I had been a teacher for six years when one of the most cheerful children in my year came to school and fell apart in my office. That morning she had woken up as the police broke down her front door. Her parents had been arrested and were very likely to be serving long prison sentences. That evening she would not be returning to her family home.
I thought she was the first child I had taught who had ended up in this situation, but what I know now is that this was almost certainly not the case. Teachers are used to looking out for children who may be unhappy or suffering at home. Bereavement, illness and divorce can all affect the behaviour of the young people in our care. We are drilled to be constantly vigilant for the worst cases.
There is one adverse childhood experience, however, that is almost never spoken about: having a parent in prison. The shame and stigma around this means schools are rarely informed. Even as a teacher of almost ten years’ standing, it was an issue that I only became aware of when I started working in the criminal justice sector.
The numbers are startling: an estimated 312,000 children have a parent in prison each year. That compares to just 100,000 children whose parents get a divorce each year. Statistically, there is more than one child with a parent in prison in every year group in every school in the country. But it is almost certainly true that big secondaries serving communities with entrenched social challenges have larger numbers of these children.
It is also a particularly urgent challenge, because 65 per cent of boys with a parent in prison end up in the criminal justice system themselves.
The problem is that schools might not know who is affected. There’s a lot of shame attached to imprisonment, and it is no one’s job in government to know where these children are. Yet knowing this is crucial to supporting them. That might be about urgent action, such as ensuring there is someone to collect them from school if their caregiver has gone to prison since dropping them off in the morning, but it is also about reducing intergenerational offending in the long term.
Maternal imprisonment is particularly damaging for child’s later outcomes. Tragically, 95 per cent of children have to leave the family home as a result of maternal imprisonment, and visiting women in prison is often harder because they tend to be in prisons that are further from home.

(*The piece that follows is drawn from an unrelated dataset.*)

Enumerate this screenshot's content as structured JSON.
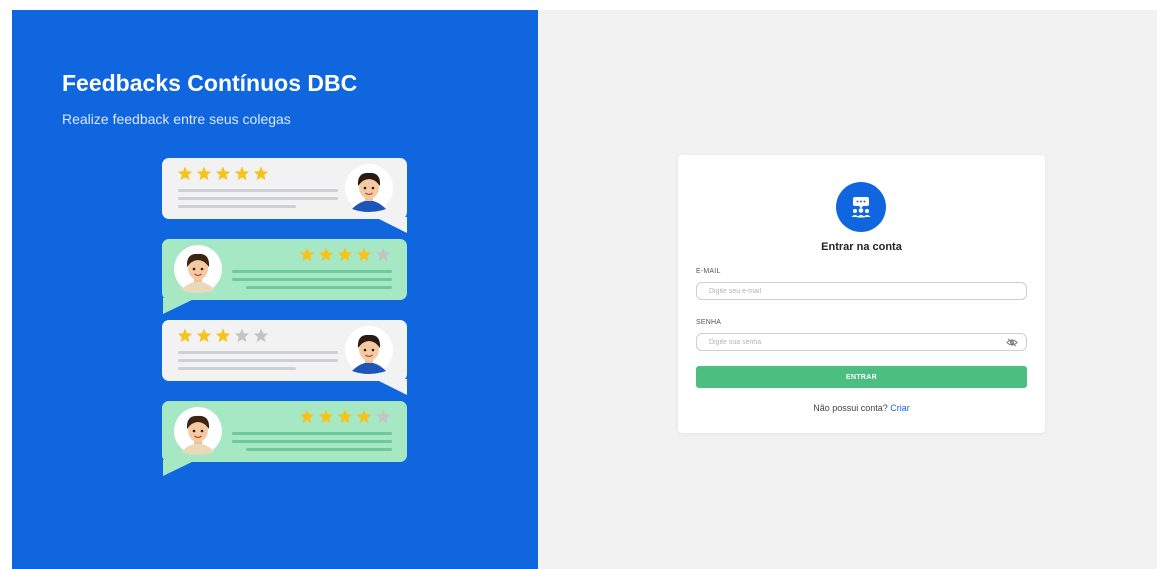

This is before you factor in the damage of the pandemic, which has been devastating for children of prisoners. Even when family visits were reintroduced after a long ban, prisons have often had to enforce restrictions on physical contact. I met a prisoner whose young child would spend visits sobbing and begging her mother to hold her. She made the heartbreaking decision to stop her daughter visiting until physical contact was allowed again.
The good news is that we do know some of what can make a difference. Central to this is strong family ties which help both the child and the imprisoned family member. Of course, there are exceptions to this if the crimes have safeguarding elements, but overall, children keeping a strong relationship with mum or dad in prison is crucial, and schools should be helping with this however they can.
But they can’t exercise the required flexibility if they don’t know where these children are and how they are being supported. Schools need to create non-judgmental and supportive spaces for families and children to talk about parental imprisonment, and a statutory framework that identifies prisoners’ children would allow that support to be put in place.
In the meantime, small changes can have a big impact. This includes being thoughtful about the language we use when discussing prisons and prisoners in classrooms, playgrounds and assemblies.
Because it is more likely than you may realise that who you are actually describing is one of your own pupil’s mum and dad.